Animism - The Seed of Religion
SPIRITS IN INANIMATE THINGS
But the Indian, always reasoning in the first place from what he knows of himself, remembers that as, for example, in dreams, his own spirit moves with complete activity even when his body lies motionless, so there is no reason to doubt
that the spirit within the motionless rock has the power of activity also.
He is occasionally hurt either by falling on a rock, or by the rock falling upon him, and, in either case, he attributes the
blame, by a hne of argument still not uncommon in civilized life, to the rock. In fact, he attributes any calamity which may happen to him to the intention of the immediate instrument of its infliction, and he not unnaturally sees in the action
of this instrument evidence of its possession of a spirit." 23
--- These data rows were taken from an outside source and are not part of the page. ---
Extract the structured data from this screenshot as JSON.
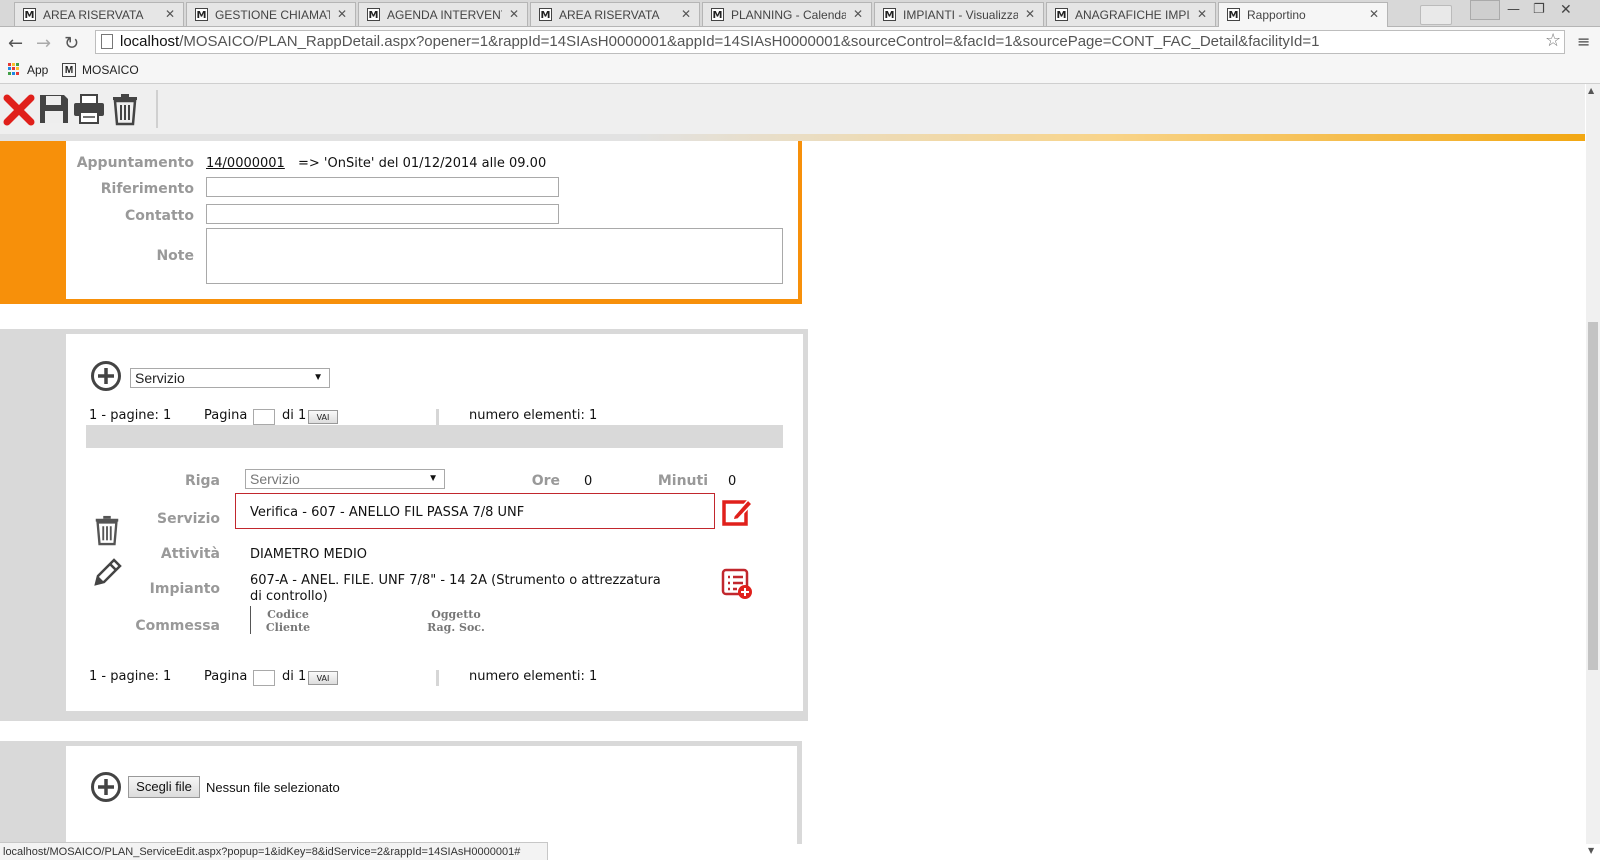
{
  "browser": {
    "tabs": [
      {
        "label": "AREA RISERVATA",
        "active": false
      },
      {
        "label": "GESTIONE CHIAMATE",
        "active": false
      },
      {
        "label": "AGENDA INTERVENTI",
        "active": false
      },
      {
        "label": "AREA RISERVATA",
        "active": false
      },
      {
        "label": "PLANNING - Calendari",
        "active": false
      },
      {
        "label": "IMPIANTI - Visualizzazi",
        "active": false
      },
      {
        "label": "ANAGRAFICHE IMPIAN",
        "active": false
      },
      {
        "label": "Rapportino",
        "active": true
      }
    ],
    "favicon_letter": "M",
    "url_host": "localhost",
    "url_path": "/MOSAICO/PLAN_RappDetail.aspx?opener=1&rappId=14SIAsH0000001&appId=14SIAsH0000001&sourceControl=&facId=1&sourcePage=CONT_FAC_Detail&facilityId=1",
    "bookmarks": [
      {
        "label": "App",
        "icon": "apps-grid-icon"
      },
      {
        "label": "MOSAICO",
        "icon": "mosaico-favicon"
      }
    ],
    "status_url": "localhost/MOSAICO/PLAN_ServiceEdit.aspx?popup=1&idKey=8&idService=2&rappId=14SIAsH0000001#"
  },
  "toolbar": {
    "icons": [
      "close-icon",
      "save-icon",
      "print-icon",
      "trash-icon"
    ]
  },
  "appointment": {
    "appuntamento_label": "Appuntamento",
    "appuntamento_link": "14/0000001",
    "appuntamento_text": "=> 'OnSite' del 01/12/2014 alle 09.00",
    "riferimento_label": "Riferimento",
    "riferimento_value": "",
    "contatto_label": "Contatto",
    "contatto_value": "",
    "note_label": "Note",
    "note_value": "",
    "accent_color": "#f7900a"
  },
  "services": {
    "type_select": "Servizio",
    "pager_top": {
      "summary": "1 - pagine: 1",
      "pagina_label": "Pagina",
      "di_label": "di 1",
      "vai_label": "VAI",
      "count_label": "numero elementi: 1"
    },
    "row": {
      "riga_label": "Riga",
      "riga_select": "Servizio",
      "ore_label": "Ore",
      "ore_value": "0",
      "minuti_label": "Minuti",
      "minuti_value": "0",
      "servizio_label": "Servizio",
      "servizio_value": "Verifica - 607 - ANELLO FIL PASSA 7/8 UNF",
      "attivita_label": "Attività",
      "attivita_value": "DIAMETRO MEDIO",
      "impianto_label": "Impianto",
      "impianto_value_1": "607-A - ANEL. FILE. UNF 7/8\" - 14 2A (Strumento o attrezzatura",
      "impianto_value_2": "di controllo)",
      "commessa_label": "Commessa",
      "codice_label": "Codice",
      "cliente_label": "Cliente",
      "oggetto_label": "Oggetto",
      "ragsoc_label": "Rag. Soc."
    },
    "pager_bottom": {
      "summary": "1 - pagine: 1",
      "pagina_label": "Pagina",
      "di_label": "di 1",
      "vai_label": "VAI",
      "count_label": "numero elementi: 1"
    }
  },
  "attachments": {
    "choose_button": "Scegli file",
    "no_file_text": "Nessun file selezionato"
  }
}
A well-known example is that of the chief of the Koussa Kaffirs. Having died soon after he had broken off a piece of the anchor of a stranded ship, all his subjects made a point of saluting the anchor as an injured and vindictive being. Among some Indo-Chinese tribes, the relatives of a man killed by a fall from a tree take their revenge by cutting it down and scattering the chips. The same idea is manifest in the higher culture. In the court held in ancient
23 p. 354.
times in the Prytaneum at Athens to try any object, such as an axe or a piece of wood or stone which, independent of any human agency, had caused death, the offending thing was condemned and cast in solemn form beyond the border.
Dr. Frazer cites the amusing instance of a cock which was tried at Basle in 1474 for having laid an egg, and which, being found guilty, was burnt as a sorcerer.
"The recorded pleadings in the case are said to be very voluminous." 24
And only as recently as 1846 there was abolished in England the law of deodand, whereby not only a beast that kills a man, but a cart-wheel that runs over him, or a tree that crushes him, were deo dandus, or "given to God," being forfeited and sold for the poor. The adult who, in momentary rage, kicks over the chair against which he has stumbled, is one with the child who beats the door against which he knocks his head, or who whips the "naughty" rocking-horse that throws him.
Turn where, or do what, man would, everything fell into his personifying in line of thought. The greater and lesser lights
travelled across the
24 Paiisanias, vol. ii. pp. 371, 2.
sky; the lightning flash, and the thunder clap; the clouds that rolled along majestically, or that broke into ragged clusters; the wind that moaned among the swaying branches or bending trunks; the earthquake that swallowed man and beast; the volcano belching fire; the mysterious fire itself that dissolved things into smoke and left but a handful of ashes; the tumbling, treacherous seas and the swift, engulfing rivers; these, and a thousand other sights and sounds and movements, man interpreted in terms which had their correspondence in himself.
Ignorant of the law of reflection of sound, how else could he account for the echoes flung back from the hillside?
Ignorant of the law of the interception of light, how else could he explain the advancing and retreating shadows? In some sense they must be alive; an inference supported by modem physics, which, in the words of Herbert Spencer, allows "the thought that consciousness in some rudimentary form is omnipresent."
In many phenomena man would note a certain recurrence; but the slowly emerging sense of security, begotten by the unvarying succession of day and night, and of sunrise and sunset, would be shaken by the unexpected and the un-
usual, as the fitful hurricane, the destroying flood, the fatal thunderstorm, and like baleful agencies.
Through what vast ages man remained the victim of fear and unrest can be guessed at only by the relatively very recent period in his history during which reason has controlled and disciplined feeling.
It has been truly said that " nervous instabihty must have been a normal characteristic of primitive man," and it may be added that it remains a characteristic of the vast majority of mankind to this day.
We have not altered so much as, taking too hasty glances over narrow areas, we are apt to think. In structure and inherited tendencies each of us is hundreds of thousands of years old, but the civihzed part of us is recent. The influences of a few generations, acting from without, are superficial contrasted with the heritage of chihads which explains our mental as well as our bodily rudimentary structures.
"It is," says Hobbes, "peculiar to the Nature of man to be inquisitive into the Causes of Events they see, some more, some less." 25 Inquisitiveness he shares with the animal, with the same result of
Leviathan, " Of Religion," chap. xii. pt. 1.